* [What is required] Scan the entries line by line and return those with "this".

* [Dataset entries]
----------

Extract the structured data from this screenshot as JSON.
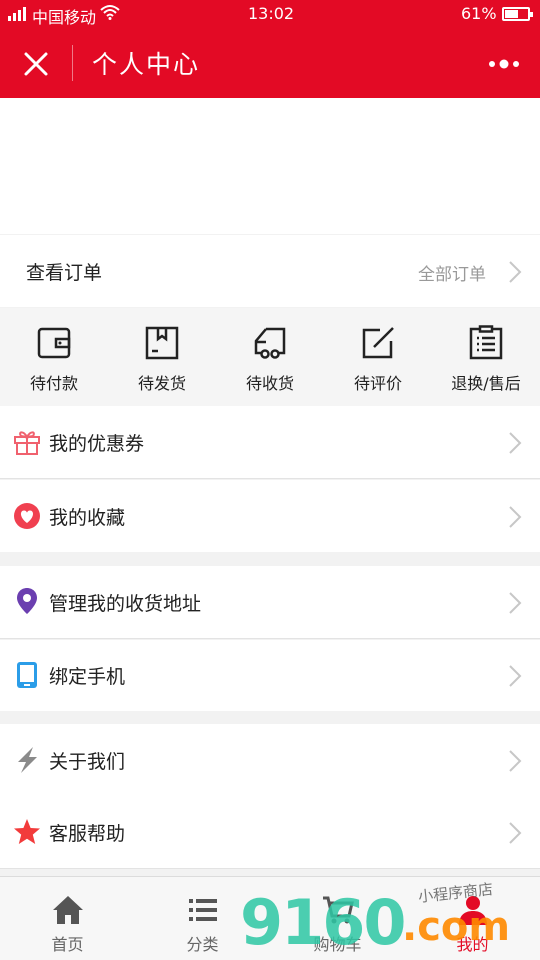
{
  "status_bar": {
    "network": "4G",
    "carrier": "中国移动",
    "time": "13:02",
    "battery_percent_label": "61%",
    "battery_level": 0.61
  },
  "header": {
    "title": "个人中心",
    "bg_color": "#e30a25",
    "close_icon": "close-icon",
    "more_icon": "more-dots-icon"
  },
  "orders": {
    "title": "查看订单",
    "all_label": "全部订单",
    "statuses": [
      {
        "label": "待付款",
        "icon": "wallet-icon"
      },
      {
        "label": "待发货",
        "icon": "package-icon"
      },
      {
        "label": "待收货",
        "icon": "truck-icon"
      },
      {
        "label": "待评价",
        "icon": "edit-icon"
      },
      {
        "label": "退换/售后",
        "icon": "clipboard-icon"
      }
    ]
  },
  "menu": {
    "group1": [
      {
        "label": "我的优惠券",
        "icon": "gift-icon"
      },
      {
        "label": "我的收藏",
        "icon": "heart-icon"
      }
    ],
    "group2": [
      {
        "label": "管理我的收货地址",
        "icon": "location-pin-icon"
      },
      {
        "label": "绑定手机",
        "icon": "phone-icon"
      }
    ],
    "group3": [
      {
        "label": "关于我们",
        "icon": "lightning-icon"
      },
      {
        "label": "客服帮助",
        "icon": "star-icon"
      }
    ]
  },
  "tabbar": {
    "tabs": [
      {
        "label": "首页",
        "icon": "home-icon"
      },
      {
        "label": "分类",
        "icon": "list-icon"
      },
      {
        "label": "购物车",
        "icon": "cart-icon"
      },
      {
        "label": "我的",
        "icon": "user-icon",
        "active": true
      }
    ],
    "active_color": "#e30a25"
  },
  "watermark": {
    "main": "9160",
    "domain": ".com",
    "tagline": "小程序商店"
  }
}
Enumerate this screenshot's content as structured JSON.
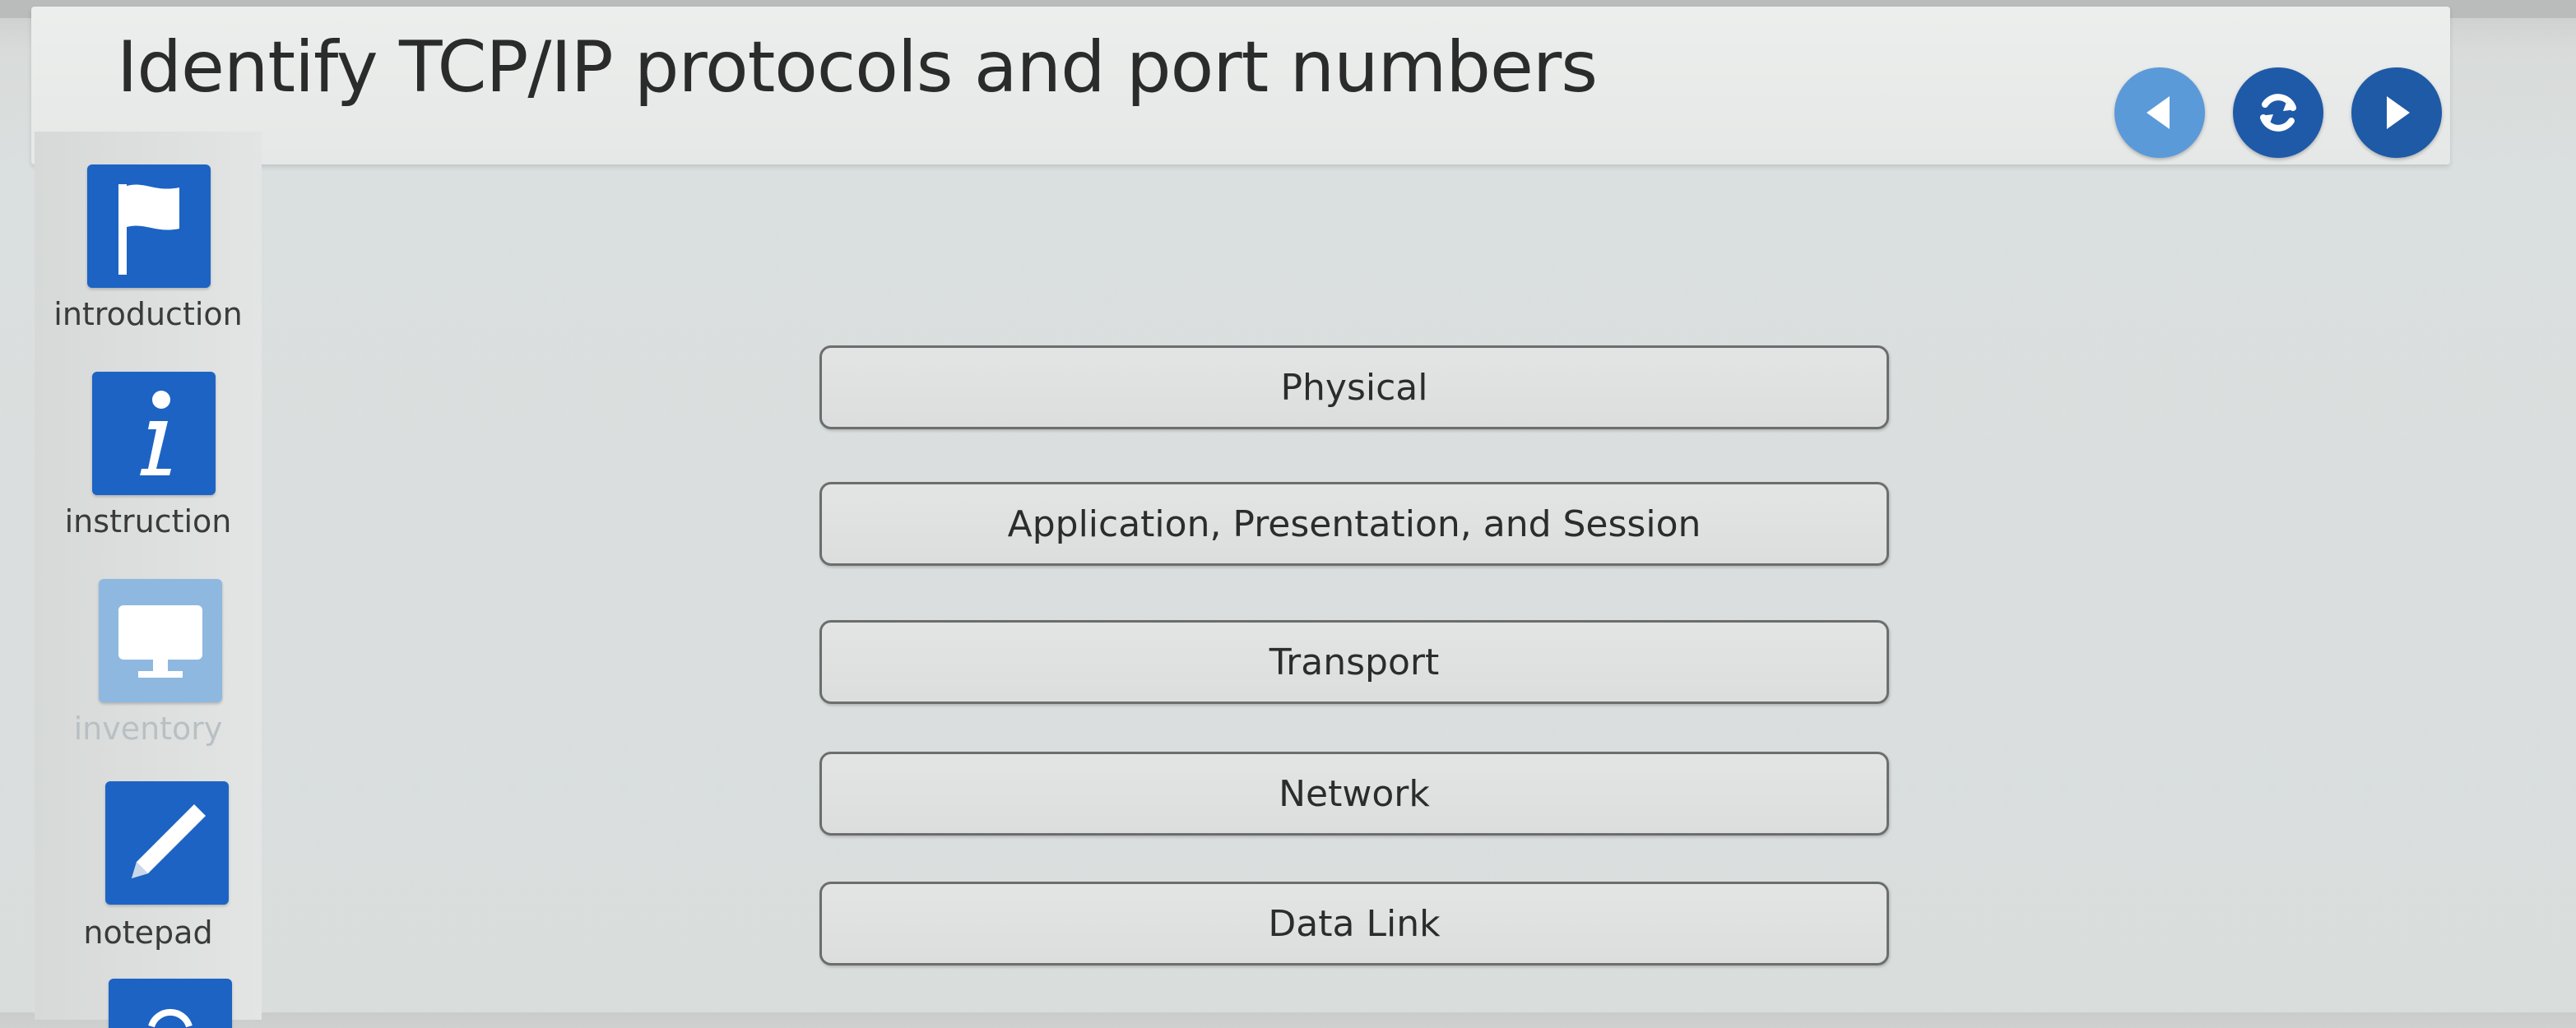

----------

* [Expected output]
Extract the structured data from this screenshot as JSON.
Enumerate this screenshot's content as structured JSON.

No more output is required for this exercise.